I’ve realized what has driven me to enjoy cooking and baking in the past few years, and it came as a little bit of a surprise: science. Although a lot of people get great satisfaction from successfully reproducing a recipe developed by someone else, I prefer stumbling my way onto something delicious by throwing together ingredients that I suspect complement each other.
I am aided in this exploration by sharing my experiments in the kitchen with someone who’s not afraid to eat something that only qualifies as “pretty good” or even “okay.” This means even my weaker efforts are still appreciated as supplying essential vitamins and minerals, and I can use such failed attempts as lessons learned without depriving anyone of nutrition.
I cannot do this at work. Science requires meticulousness and austere attention to detail. Science requires skipping lunch to do 20 five-minute washes in a row; waiting eight days for results; doing something until it works, even if you have to do it fifty times and the one time it works you followed exactly the same protocol as the previous thirty failed attempts; wearing long pants and close-toed shoes all summer; and keeping REALLY good notes regarding every single move you make in the lab. I find these things comforting about science, because that’s how I think science should work. And because when I’ve had to perform other people’s experiments, I’m glad they abided by the extremely-detailed-note-taking rule. But when I’m cooking… sometimes I just want to throw stuff together and see what happens. Wearing flip flops.
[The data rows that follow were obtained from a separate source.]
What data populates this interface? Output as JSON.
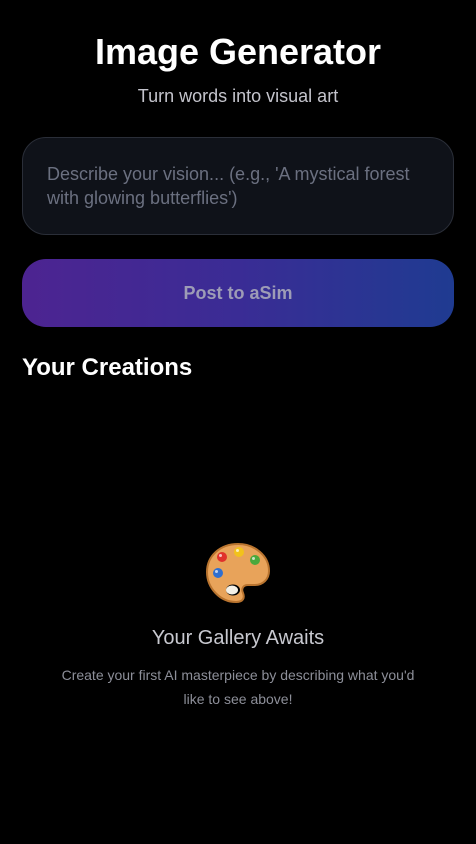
{
  "header": {
    "title": "Image Generator",
    "subtitle": "Turn words into visual art"
  },
  "prompt": {
    "value": "",
    "placeholder": "Describe your vision... (e.g., 'A mystical forest with glowing butterflies')"
  },
  "actions": {
    "post_label": "Post to aSim"
  },
  "gallery": {
    "section_title": "Your Creations",
    "empty_icon": "artist-palette-icon",
    "empty_title": "Your Gallery Awaits",
    "empty_description": "Create your first AI masterpiece by describing what you'd like to see above!"
  },
  "colors": {
    "background": "#000000",
    "button_gradient_start": "#4d2491",
    "button_gradient_end": "#1f3b91",
    "input_background": "#0f1219"
  }
}
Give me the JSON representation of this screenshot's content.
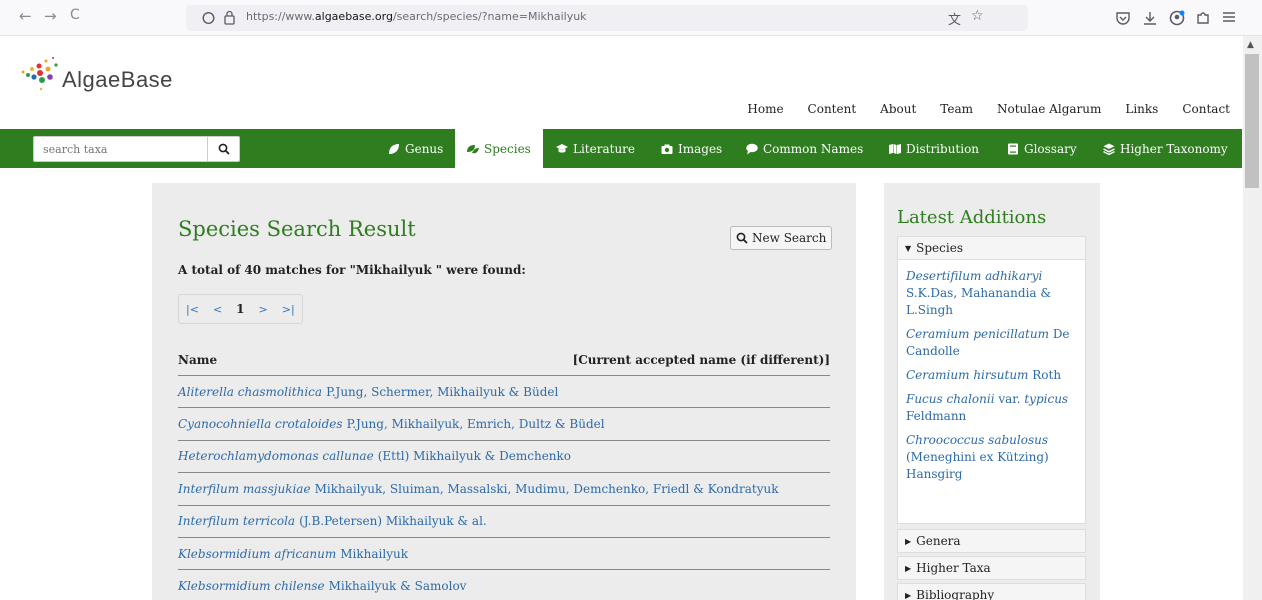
{
  "browser": {
    "back": "←",
    "forward": "→",
    "reload": "C",
    "url_prefix": "https://www.",
    "url_domain": "algaebase.org",
    "url_path": "/search/species/?name=Mikhailyuk"
  },
  "site": {
    "logo_text": "AlgaeBase",
    "top_nav": [
      "Home",
      "Content",
      "About",
      "Team",
      "Notulae Algarum",
      "Links",
      "Contact"
    ],
    "search_placeholder": "search taxa",
    "tabs": {
      "genus": "Genus",
      "species": "Species",
      "literature": "Literature",
      "images": "Images",
      "common_names": "Common Names",
      "distribution": "Distribution",
      "glossary": "Glossary",
      "higher_taxonomy": "Higher Taxonomy"
    },
    "colors": {
      "brand_green": "#2e7d1f",
      "link_blue": "#2c6aa9"
    }
  },
  "results": {
    "title": "Species Search Result",
    "new_search_label": "New Search",
    "summary": "A total of 40 matches for \"Mikhailyuk \" were found:",
    "pager": {
      "first": "|<",
      "prev": "<",
      "current": "1",
      "next": ">",
      "last": ">|"
    },
    "col_name": "Name",
    "col_accepted": "[Current accepted name (if different)]",
    "rows": [
      {
        "species": "Aliterella chasmolithica",
        "authority": "P.Jung, Schermer, Mikhailyuk & Büdel"
      },
      {
        "species": "Cyanocohniella crotaloides",
        "authority": "P.Jung, Mikhailyuk, Emrich, Dultz & Büdel"
      },
      {
        "species": "Heterochlamydomonas callunae",
        "authority": "(Ettl) Mikhailyuk & Demchenko"
      },
      {
        "species": "Interfilum massjukiae",
        "authority": "Mikhailyuk, Sluiman, Massalski, Mudimu, Demchenko, Friedl & Kondratyuk"
      },
      {
        "species": "Interfilum terricola",
        "authority": "(J.B.Petersen) Mikhailyuk & al."
      },
      {
        "species": "Klebsormidium africanum",
        "authority": "Mikhailyuk"
      },
      {
        "species": "Klebsormidium chilense",
        "authority": "Mikhailyuk & Samolov"
      }
    ]
  },
  "sidebar": {
    "title": "Latest Additions",
    "species_header": "Species",
    "latest": [
      {
        "species": "Desertifilum adhikaryi",
        "authority": "S.K.Das, Mahanandia & L.Singh"
      },
      {
        "species": "Ceramium penicillatum",
        "authority": "De Candolle"
      },
      {
        "species": "Ceramium hirsutum",
        "authority": "Roth"
      },
      {
        "species": "Fucus chalonii",
        "authority": "var. ",
        "species2": "typicus",
        "authority2": "Feldmann"
      },
      {
        "species": "Chroococcus sabulosus",
        "authority": "(Meneghini ex Kützing) Hansgirg"
      }
    ],
    "genera_header": "Genera",
    "higher_taxa_header": "Higher Taxa",
    "bibliography_header": "Bibliography"
  }
}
All of this explaining (read: stalling) has led me to present you with the following picture, preceded by an apology: I am sorry I am showing you these cookies. I cannot transmit smells over the internet, but even the morning after I baked them— well, you can imagine. The reason for my apology is simple: while I can tell you every ingredient contained within these little delights, I certainly cannot indicate, aside from butter and flour, the amount of any of them. If you are bold, daring, adventurous, or willing to accept the possibility of failure, you will delight in trying to recreate them. If you are a recipe follower, then you will never attempt to make these. Please forgive me.